_Your goal_
Filter the data for lines with the word "JSON", then copy every line so identified.
┄┄┄┄┄┄┄┄┄┄
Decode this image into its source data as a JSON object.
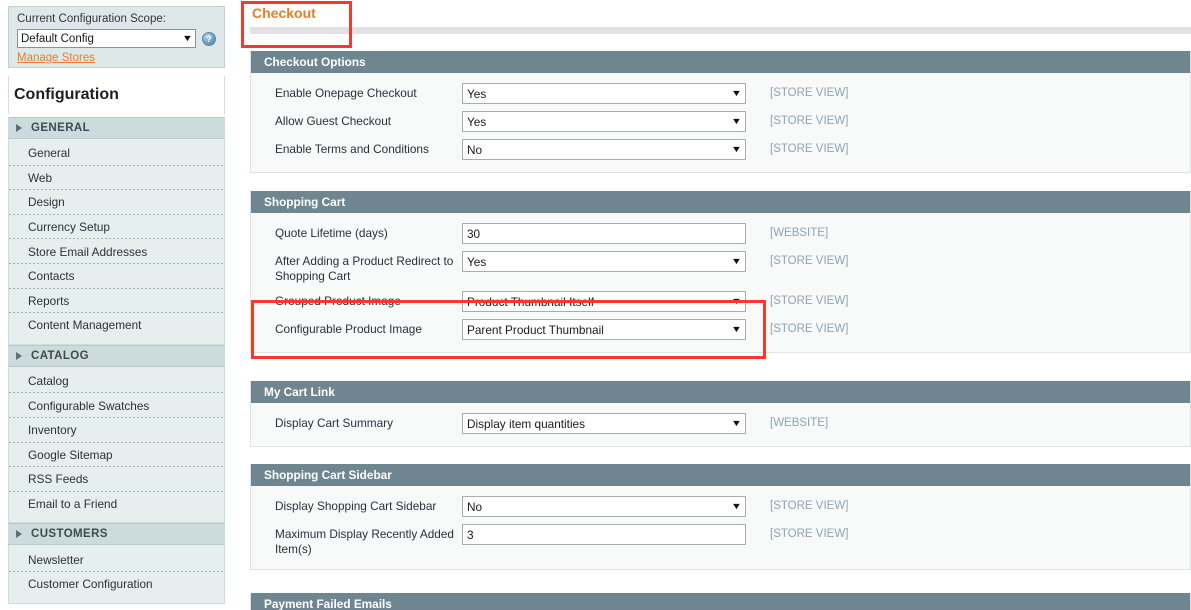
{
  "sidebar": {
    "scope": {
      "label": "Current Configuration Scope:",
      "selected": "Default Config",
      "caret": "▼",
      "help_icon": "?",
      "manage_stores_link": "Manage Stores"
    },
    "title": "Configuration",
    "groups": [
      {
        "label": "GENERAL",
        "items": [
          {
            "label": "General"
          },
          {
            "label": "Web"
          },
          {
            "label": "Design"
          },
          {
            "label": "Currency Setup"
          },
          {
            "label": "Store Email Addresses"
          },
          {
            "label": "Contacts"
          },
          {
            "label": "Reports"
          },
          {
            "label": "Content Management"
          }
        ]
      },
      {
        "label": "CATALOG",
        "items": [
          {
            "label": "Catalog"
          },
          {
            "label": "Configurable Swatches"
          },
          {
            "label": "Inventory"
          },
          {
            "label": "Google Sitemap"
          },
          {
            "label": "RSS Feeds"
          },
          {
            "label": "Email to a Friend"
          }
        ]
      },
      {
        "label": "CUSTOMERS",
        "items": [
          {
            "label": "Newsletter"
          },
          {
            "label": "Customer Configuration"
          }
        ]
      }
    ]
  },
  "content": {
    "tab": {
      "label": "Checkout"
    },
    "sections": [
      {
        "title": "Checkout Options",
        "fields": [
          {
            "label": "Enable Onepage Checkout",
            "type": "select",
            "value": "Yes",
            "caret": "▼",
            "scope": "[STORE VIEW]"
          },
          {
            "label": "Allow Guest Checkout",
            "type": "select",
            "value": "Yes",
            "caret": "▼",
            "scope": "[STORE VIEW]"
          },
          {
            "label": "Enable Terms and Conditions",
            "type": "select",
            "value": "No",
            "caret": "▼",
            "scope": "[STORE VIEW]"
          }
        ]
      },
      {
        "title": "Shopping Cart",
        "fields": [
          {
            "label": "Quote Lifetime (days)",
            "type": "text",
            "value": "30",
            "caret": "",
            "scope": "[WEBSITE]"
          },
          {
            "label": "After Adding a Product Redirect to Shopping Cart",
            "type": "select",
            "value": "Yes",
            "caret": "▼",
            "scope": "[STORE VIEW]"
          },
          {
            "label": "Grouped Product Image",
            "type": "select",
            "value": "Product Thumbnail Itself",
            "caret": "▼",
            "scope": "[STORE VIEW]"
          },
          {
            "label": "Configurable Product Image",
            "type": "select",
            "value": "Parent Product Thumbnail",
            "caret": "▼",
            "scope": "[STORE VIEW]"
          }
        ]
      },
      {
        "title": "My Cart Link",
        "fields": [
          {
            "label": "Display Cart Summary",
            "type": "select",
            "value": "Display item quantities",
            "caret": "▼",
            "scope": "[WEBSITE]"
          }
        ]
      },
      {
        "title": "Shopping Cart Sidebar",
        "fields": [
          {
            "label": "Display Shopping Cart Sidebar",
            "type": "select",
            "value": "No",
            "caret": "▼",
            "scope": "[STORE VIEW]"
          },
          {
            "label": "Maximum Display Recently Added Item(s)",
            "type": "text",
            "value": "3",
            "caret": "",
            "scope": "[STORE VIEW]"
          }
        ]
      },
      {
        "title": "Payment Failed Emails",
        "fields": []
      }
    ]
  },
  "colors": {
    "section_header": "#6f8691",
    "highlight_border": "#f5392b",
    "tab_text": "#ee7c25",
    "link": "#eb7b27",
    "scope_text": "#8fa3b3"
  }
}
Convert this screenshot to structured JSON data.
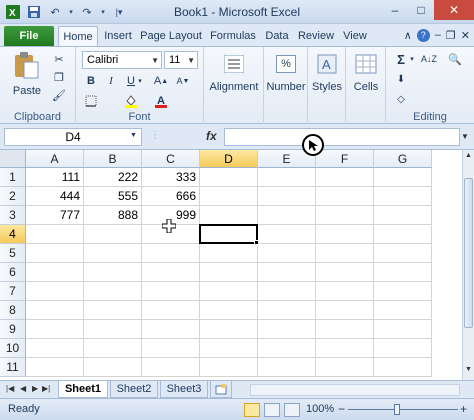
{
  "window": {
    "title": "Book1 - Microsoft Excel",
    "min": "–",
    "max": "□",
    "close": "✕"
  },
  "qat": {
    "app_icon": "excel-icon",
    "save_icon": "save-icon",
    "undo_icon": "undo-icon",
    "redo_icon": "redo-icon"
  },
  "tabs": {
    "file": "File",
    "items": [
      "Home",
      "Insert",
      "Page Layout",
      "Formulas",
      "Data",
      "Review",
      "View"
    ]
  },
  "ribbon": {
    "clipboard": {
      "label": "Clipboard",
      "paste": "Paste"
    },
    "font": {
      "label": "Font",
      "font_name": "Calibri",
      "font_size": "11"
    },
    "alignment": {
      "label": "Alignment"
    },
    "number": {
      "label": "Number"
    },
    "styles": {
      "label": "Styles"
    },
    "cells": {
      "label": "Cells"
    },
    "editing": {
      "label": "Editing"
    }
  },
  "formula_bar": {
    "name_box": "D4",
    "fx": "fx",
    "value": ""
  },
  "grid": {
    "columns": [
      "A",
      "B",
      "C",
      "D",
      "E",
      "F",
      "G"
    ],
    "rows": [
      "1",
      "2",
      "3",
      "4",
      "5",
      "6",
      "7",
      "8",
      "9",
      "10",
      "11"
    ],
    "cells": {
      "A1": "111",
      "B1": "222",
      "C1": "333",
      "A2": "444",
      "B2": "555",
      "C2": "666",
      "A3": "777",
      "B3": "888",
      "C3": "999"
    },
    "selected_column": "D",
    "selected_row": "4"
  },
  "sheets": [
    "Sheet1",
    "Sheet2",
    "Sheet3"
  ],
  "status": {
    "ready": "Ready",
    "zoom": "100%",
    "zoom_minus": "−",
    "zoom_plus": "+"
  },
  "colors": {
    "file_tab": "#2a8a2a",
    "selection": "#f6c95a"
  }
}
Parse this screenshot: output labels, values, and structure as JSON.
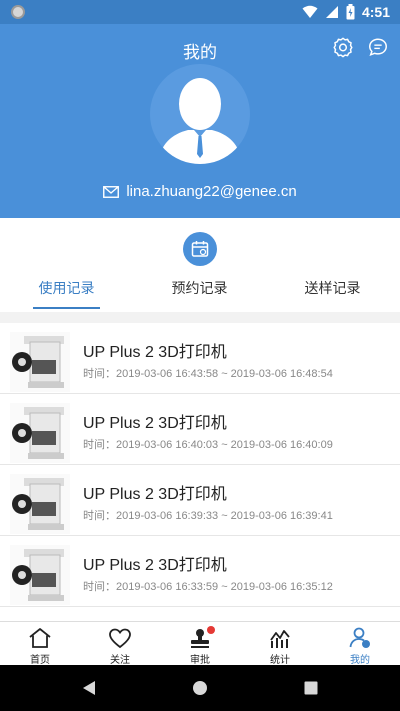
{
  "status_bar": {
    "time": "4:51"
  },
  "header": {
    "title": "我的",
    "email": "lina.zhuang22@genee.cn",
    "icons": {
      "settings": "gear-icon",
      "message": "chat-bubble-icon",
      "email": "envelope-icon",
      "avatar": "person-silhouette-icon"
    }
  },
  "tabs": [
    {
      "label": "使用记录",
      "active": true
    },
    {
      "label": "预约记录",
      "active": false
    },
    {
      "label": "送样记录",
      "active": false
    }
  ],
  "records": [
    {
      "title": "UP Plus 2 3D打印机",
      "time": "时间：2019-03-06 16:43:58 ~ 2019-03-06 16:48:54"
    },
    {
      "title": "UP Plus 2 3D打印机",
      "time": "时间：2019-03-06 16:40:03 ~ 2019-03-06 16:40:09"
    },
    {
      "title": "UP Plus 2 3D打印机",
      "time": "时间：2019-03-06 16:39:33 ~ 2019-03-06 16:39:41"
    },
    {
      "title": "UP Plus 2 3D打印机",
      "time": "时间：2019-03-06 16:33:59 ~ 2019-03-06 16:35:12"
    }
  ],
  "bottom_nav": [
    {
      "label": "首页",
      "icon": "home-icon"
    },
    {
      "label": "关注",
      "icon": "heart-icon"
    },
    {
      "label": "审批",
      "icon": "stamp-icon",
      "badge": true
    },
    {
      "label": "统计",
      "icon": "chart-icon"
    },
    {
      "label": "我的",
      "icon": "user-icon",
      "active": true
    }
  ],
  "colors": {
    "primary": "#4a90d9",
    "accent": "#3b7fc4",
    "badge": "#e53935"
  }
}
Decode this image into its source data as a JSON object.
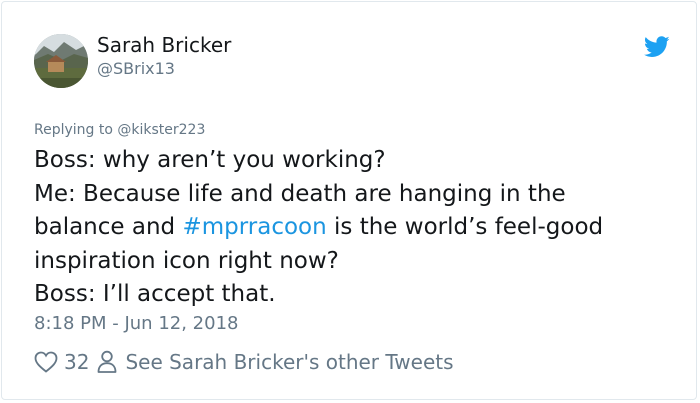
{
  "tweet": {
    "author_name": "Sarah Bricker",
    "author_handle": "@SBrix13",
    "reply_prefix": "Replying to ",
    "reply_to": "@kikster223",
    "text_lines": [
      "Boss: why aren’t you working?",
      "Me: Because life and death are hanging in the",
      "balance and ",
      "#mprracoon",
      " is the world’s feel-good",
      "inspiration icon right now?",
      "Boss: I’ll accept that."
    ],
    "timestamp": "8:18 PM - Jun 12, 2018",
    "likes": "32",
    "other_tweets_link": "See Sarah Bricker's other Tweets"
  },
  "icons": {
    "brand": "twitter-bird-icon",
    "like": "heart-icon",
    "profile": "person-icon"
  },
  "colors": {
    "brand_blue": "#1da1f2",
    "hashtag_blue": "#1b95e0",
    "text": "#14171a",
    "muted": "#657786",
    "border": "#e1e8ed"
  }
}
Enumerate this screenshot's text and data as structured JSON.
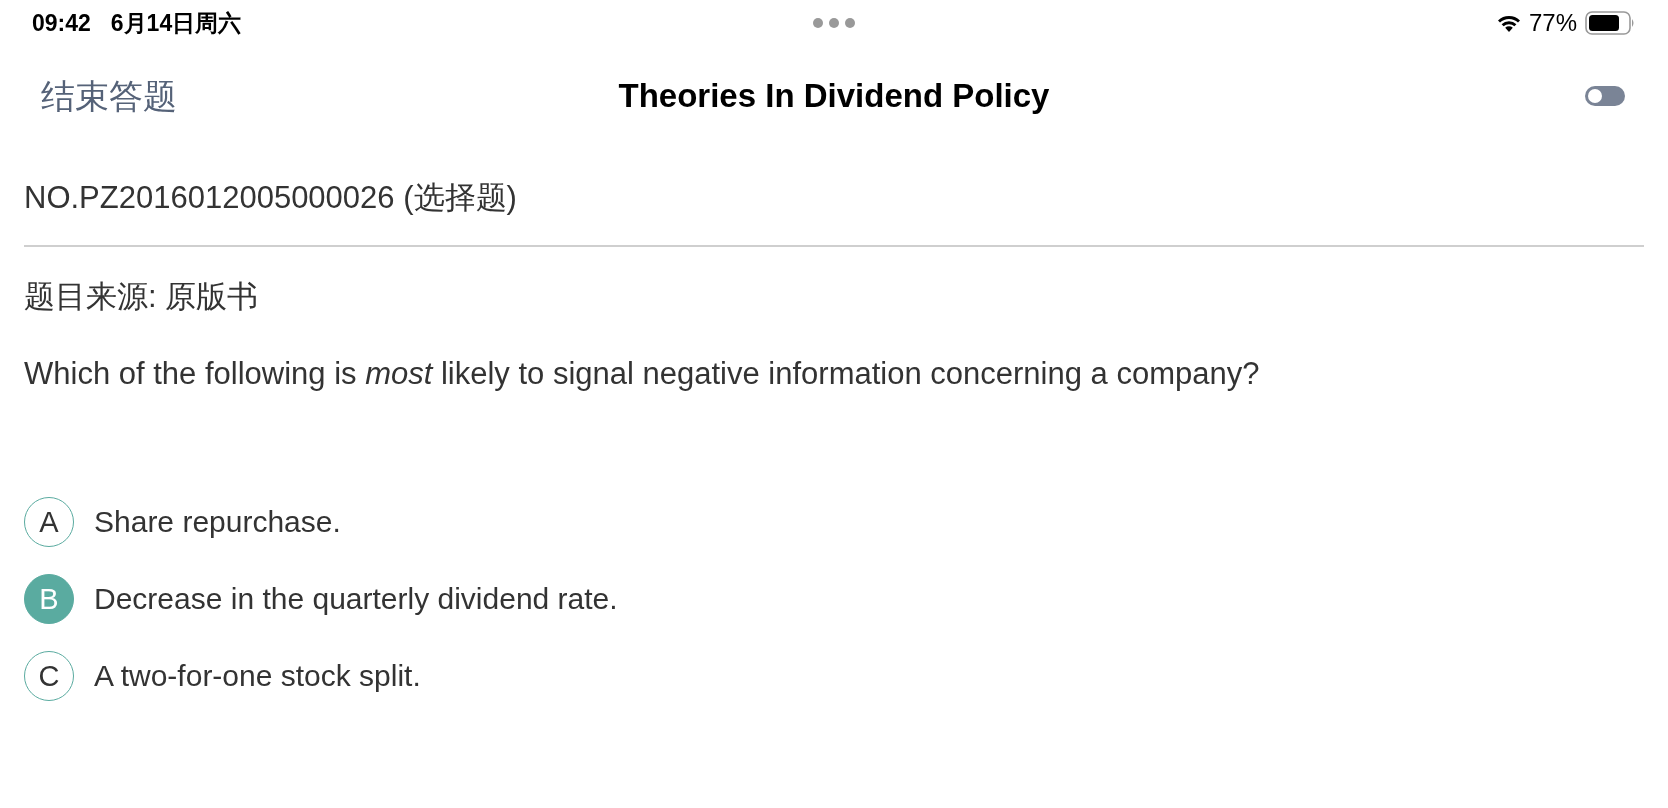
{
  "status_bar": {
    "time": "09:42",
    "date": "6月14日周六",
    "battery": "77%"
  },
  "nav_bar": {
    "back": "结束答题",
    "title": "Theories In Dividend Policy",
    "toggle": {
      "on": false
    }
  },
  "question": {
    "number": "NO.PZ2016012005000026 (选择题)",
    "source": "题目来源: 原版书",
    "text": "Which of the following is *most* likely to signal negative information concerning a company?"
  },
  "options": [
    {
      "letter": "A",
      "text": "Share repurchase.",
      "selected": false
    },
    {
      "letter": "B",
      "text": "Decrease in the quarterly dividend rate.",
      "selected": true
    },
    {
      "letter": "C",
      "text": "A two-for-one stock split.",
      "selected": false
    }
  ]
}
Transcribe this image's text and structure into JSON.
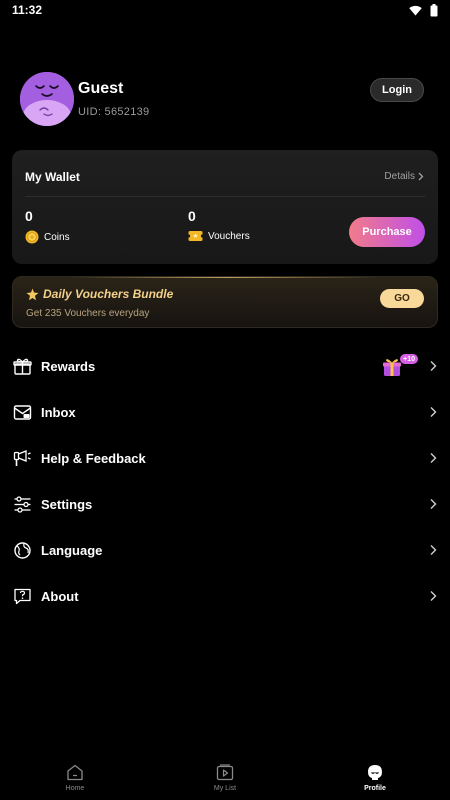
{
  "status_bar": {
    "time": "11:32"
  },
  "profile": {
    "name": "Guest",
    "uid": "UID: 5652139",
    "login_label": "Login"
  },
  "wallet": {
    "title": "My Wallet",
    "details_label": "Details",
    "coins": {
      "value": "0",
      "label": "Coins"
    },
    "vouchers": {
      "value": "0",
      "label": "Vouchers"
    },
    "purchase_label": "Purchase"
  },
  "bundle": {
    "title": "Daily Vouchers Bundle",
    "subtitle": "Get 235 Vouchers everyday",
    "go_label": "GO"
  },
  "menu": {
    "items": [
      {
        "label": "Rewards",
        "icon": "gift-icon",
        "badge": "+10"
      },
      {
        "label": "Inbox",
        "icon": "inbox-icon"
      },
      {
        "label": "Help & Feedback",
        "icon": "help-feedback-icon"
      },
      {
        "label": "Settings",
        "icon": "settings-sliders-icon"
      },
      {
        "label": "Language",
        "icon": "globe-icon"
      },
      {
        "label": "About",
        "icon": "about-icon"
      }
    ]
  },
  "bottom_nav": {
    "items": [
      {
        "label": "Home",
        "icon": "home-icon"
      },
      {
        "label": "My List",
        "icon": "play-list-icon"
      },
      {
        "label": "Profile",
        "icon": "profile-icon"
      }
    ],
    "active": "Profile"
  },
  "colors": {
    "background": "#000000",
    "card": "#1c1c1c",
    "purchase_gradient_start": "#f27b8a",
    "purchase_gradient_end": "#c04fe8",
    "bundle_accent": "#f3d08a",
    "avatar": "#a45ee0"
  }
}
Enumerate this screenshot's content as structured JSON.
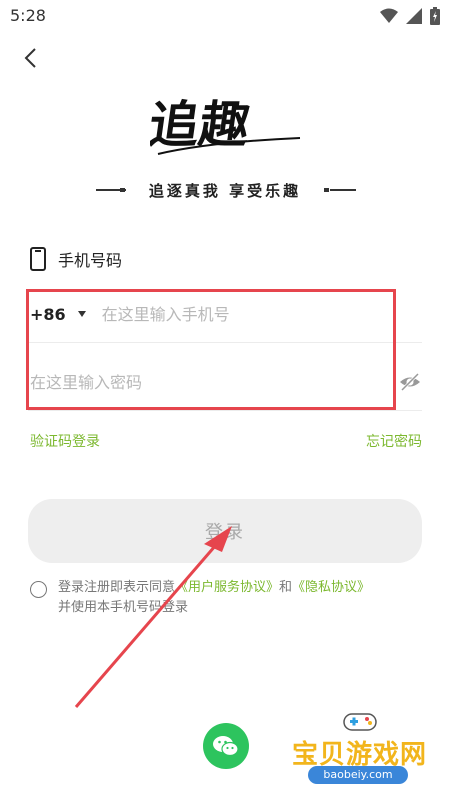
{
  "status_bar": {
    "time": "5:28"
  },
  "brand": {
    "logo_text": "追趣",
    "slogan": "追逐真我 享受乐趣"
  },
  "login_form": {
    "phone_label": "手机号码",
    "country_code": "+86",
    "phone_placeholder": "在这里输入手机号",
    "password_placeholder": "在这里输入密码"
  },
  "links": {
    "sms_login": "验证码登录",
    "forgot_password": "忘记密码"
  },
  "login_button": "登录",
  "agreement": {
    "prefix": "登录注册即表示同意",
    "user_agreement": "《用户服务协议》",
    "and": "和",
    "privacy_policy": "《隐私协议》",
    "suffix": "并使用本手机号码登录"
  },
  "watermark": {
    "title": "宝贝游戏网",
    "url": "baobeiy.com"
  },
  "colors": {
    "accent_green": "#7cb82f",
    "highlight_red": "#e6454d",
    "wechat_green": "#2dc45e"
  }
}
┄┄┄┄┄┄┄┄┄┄
_Output of the exercise_
Decode this image into its source data as a JSON object.
Convert this screenshot to structured JSON data.
Parse this screenshot: output labels, values, and structure as JSON.
Decode this image into its source data as a JSON object.
Enumerate this screenshot's text and data as structured JSON.
Transcribe this image's text and structure into JSON.
Enumerate this screenshot's content as structured JSON.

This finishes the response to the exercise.